- Source material:
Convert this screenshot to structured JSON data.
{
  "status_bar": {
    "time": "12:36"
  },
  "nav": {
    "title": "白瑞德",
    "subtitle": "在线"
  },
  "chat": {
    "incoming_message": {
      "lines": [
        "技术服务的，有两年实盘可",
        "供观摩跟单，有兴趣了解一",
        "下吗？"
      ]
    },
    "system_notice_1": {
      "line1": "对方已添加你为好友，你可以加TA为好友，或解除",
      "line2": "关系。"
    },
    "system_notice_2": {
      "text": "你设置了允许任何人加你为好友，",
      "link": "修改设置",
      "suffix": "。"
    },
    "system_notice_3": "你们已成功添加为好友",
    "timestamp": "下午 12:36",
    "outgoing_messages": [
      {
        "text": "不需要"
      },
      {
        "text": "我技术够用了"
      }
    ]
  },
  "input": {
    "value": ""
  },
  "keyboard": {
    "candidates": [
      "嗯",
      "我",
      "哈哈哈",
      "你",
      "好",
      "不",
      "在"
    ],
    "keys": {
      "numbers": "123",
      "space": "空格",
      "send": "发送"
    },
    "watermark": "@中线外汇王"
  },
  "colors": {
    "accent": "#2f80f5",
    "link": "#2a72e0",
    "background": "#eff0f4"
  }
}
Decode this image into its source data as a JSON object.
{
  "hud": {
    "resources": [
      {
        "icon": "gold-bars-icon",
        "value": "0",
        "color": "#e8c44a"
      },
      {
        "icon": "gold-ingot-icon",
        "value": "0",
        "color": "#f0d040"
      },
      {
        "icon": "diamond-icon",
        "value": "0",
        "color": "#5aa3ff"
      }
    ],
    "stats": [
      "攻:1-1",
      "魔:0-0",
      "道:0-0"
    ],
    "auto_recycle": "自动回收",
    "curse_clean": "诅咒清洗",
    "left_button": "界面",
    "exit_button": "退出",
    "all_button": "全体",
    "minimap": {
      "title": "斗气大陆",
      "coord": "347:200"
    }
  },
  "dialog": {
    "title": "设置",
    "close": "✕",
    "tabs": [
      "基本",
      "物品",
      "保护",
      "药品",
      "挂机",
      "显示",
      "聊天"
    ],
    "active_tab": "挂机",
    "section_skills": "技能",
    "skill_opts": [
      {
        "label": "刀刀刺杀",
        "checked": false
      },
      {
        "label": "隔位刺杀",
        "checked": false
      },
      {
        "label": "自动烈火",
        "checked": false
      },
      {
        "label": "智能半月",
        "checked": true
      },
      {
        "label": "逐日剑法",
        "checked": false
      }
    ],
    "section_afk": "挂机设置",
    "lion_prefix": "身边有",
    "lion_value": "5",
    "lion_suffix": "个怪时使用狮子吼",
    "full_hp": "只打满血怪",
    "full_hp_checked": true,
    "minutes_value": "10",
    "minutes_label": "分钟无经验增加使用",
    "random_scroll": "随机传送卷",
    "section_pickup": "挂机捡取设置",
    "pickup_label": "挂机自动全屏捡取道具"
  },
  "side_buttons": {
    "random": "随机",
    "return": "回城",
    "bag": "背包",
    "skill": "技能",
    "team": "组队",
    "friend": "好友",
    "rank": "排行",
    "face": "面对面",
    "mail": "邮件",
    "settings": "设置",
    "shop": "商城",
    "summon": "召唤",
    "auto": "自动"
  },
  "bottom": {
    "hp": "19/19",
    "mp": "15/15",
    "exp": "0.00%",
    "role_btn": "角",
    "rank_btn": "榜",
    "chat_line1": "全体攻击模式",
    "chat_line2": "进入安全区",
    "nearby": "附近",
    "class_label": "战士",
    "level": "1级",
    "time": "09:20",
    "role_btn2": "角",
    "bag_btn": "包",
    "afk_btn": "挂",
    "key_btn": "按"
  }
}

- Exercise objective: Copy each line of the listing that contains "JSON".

- Task result:
Convert this screenshot to structured JSON data.
Decode this image into its source data as a JSON object.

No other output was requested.